→ The problem
Would you go through the records below and copy each line with the string "placeholder"?

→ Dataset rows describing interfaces
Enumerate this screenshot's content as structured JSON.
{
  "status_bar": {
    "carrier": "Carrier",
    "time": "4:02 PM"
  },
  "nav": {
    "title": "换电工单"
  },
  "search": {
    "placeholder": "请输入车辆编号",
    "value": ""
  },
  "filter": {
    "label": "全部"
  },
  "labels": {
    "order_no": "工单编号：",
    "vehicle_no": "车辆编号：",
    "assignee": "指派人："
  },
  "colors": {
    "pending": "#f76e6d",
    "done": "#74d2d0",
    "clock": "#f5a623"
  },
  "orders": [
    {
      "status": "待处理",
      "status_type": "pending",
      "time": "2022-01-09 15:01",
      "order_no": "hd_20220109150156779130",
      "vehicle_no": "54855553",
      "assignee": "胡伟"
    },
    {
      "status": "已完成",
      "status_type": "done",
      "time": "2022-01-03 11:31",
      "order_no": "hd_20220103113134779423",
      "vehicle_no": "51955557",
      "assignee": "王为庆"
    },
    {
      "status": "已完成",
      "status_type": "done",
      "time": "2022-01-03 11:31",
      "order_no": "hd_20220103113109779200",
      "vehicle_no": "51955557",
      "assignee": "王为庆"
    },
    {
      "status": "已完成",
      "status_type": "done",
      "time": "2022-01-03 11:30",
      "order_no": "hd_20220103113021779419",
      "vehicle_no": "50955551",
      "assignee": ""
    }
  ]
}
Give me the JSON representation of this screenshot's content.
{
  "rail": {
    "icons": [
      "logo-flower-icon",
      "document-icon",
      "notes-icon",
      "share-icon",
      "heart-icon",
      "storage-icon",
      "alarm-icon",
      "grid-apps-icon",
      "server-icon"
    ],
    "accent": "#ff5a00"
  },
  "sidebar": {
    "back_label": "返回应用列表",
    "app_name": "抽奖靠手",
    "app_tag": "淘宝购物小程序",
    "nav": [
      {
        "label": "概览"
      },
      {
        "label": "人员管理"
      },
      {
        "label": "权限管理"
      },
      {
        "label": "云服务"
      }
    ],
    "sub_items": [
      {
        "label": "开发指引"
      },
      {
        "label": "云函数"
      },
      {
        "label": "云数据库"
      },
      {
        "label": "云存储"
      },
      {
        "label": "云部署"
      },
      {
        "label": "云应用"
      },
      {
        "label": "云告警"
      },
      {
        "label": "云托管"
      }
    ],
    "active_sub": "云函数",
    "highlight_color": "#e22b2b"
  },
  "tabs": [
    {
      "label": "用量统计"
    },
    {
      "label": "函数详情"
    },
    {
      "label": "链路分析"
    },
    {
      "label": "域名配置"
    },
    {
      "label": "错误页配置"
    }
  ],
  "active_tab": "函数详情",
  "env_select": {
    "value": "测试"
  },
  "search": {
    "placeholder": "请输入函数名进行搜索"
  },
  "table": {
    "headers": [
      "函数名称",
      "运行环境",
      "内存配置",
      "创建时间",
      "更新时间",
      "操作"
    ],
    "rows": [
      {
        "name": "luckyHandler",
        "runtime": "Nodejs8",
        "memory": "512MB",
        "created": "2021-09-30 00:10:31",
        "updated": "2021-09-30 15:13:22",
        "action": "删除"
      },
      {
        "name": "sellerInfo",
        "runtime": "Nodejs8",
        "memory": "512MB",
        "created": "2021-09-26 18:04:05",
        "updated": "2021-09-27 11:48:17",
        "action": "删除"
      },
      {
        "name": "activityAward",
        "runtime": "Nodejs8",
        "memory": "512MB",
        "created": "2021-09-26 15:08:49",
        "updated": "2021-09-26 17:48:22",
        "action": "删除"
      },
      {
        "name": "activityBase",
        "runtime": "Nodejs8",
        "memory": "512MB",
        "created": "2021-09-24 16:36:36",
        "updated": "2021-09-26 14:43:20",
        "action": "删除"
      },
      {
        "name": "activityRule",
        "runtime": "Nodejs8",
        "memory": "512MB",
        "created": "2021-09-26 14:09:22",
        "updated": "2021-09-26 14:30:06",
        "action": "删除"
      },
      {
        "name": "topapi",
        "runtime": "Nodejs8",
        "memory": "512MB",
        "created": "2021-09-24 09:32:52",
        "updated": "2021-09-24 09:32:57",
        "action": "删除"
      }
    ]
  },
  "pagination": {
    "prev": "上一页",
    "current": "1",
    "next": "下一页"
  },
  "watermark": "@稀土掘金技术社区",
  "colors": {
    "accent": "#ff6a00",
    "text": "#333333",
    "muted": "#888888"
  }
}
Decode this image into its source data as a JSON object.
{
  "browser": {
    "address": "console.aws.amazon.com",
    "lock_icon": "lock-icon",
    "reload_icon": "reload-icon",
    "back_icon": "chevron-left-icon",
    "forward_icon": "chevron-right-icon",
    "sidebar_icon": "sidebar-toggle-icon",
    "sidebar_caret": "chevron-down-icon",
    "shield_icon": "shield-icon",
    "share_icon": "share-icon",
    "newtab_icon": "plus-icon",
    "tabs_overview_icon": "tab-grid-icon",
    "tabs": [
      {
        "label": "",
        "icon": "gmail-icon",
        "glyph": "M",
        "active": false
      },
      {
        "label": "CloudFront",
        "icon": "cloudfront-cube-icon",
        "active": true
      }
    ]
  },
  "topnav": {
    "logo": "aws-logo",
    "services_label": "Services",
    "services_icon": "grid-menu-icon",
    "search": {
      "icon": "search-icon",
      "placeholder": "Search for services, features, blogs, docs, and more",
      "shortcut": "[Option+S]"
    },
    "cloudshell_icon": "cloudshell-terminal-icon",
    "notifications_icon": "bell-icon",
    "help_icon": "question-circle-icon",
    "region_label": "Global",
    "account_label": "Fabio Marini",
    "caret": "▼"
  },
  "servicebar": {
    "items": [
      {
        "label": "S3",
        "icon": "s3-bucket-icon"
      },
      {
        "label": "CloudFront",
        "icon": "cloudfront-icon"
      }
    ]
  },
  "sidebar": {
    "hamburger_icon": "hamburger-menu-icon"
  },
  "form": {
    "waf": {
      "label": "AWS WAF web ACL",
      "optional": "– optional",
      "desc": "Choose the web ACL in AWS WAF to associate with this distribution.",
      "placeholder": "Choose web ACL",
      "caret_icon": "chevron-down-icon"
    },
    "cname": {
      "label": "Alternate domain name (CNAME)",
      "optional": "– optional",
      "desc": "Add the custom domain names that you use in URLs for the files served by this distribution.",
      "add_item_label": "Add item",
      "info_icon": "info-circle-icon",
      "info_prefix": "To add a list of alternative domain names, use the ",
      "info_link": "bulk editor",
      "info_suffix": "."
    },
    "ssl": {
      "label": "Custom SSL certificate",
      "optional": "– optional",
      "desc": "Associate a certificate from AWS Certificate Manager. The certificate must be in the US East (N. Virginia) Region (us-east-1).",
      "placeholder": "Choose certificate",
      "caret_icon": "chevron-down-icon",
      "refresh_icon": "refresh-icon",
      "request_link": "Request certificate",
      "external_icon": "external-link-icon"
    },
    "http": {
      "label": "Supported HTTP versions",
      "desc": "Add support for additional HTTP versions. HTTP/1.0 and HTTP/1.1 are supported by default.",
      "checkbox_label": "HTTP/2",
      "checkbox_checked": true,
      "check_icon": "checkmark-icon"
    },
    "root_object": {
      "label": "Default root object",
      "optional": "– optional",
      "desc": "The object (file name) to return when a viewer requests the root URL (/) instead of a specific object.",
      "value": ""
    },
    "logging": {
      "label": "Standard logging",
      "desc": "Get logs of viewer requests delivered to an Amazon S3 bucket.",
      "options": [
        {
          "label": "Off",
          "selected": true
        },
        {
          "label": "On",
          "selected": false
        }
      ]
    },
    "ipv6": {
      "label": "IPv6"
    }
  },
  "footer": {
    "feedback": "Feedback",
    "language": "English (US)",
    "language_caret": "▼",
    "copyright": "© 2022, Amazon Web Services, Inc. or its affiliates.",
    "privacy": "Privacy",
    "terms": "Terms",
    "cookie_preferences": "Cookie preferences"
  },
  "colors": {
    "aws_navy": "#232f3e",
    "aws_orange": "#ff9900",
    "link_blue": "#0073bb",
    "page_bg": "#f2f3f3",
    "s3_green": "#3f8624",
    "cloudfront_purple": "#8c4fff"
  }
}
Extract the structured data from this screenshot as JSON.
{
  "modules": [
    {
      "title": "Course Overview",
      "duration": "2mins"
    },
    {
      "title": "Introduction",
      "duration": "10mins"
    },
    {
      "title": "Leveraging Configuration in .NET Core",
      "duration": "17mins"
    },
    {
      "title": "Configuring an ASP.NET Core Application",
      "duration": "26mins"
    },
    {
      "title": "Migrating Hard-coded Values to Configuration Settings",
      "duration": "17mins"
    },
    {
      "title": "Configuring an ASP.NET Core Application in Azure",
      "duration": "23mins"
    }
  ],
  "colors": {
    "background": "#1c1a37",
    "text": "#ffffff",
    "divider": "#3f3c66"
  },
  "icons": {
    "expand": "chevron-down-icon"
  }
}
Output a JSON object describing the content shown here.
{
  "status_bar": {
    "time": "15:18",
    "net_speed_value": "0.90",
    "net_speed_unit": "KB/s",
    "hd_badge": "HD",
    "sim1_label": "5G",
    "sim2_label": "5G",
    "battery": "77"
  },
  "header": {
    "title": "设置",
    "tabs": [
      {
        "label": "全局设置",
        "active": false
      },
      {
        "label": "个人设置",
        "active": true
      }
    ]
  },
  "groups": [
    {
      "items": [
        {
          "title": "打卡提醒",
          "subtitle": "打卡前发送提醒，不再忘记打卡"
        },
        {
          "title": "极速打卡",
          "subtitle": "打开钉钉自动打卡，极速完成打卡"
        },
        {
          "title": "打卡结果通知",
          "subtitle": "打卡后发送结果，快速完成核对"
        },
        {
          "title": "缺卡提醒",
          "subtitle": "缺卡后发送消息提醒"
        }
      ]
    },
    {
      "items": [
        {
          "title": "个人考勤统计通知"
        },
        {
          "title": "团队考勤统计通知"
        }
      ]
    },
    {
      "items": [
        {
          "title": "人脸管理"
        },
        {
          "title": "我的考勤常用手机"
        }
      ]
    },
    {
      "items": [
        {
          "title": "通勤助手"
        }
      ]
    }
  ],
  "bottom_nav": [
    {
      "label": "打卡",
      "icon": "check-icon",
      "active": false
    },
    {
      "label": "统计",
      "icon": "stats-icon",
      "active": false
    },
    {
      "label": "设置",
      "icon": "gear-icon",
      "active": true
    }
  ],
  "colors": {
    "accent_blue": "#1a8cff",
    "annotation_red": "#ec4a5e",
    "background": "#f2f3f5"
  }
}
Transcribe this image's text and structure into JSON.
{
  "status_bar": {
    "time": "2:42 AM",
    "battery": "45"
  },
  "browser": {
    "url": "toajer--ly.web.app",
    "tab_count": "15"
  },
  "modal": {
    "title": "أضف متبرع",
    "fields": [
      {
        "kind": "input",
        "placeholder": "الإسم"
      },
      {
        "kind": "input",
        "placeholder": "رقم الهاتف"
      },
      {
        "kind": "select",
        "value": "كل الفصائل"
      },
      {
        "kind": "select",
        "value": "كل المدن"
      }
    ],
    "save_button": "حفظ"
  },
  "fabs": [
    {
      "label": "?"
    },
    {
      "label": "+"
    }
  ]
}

→ Answer to the problem
    "placeholder": "请输入车辆编号",
    "placeholder": "请输入函数名进行搜索"
      "placeholder": "Search for services, features, blogs, docs, and more",
      "placeholder": "Choose web ACL",
      "placeholder": "Choose certificate",
        "placeholder": "الإسم"
        "placeholder": "رقم الهاتف"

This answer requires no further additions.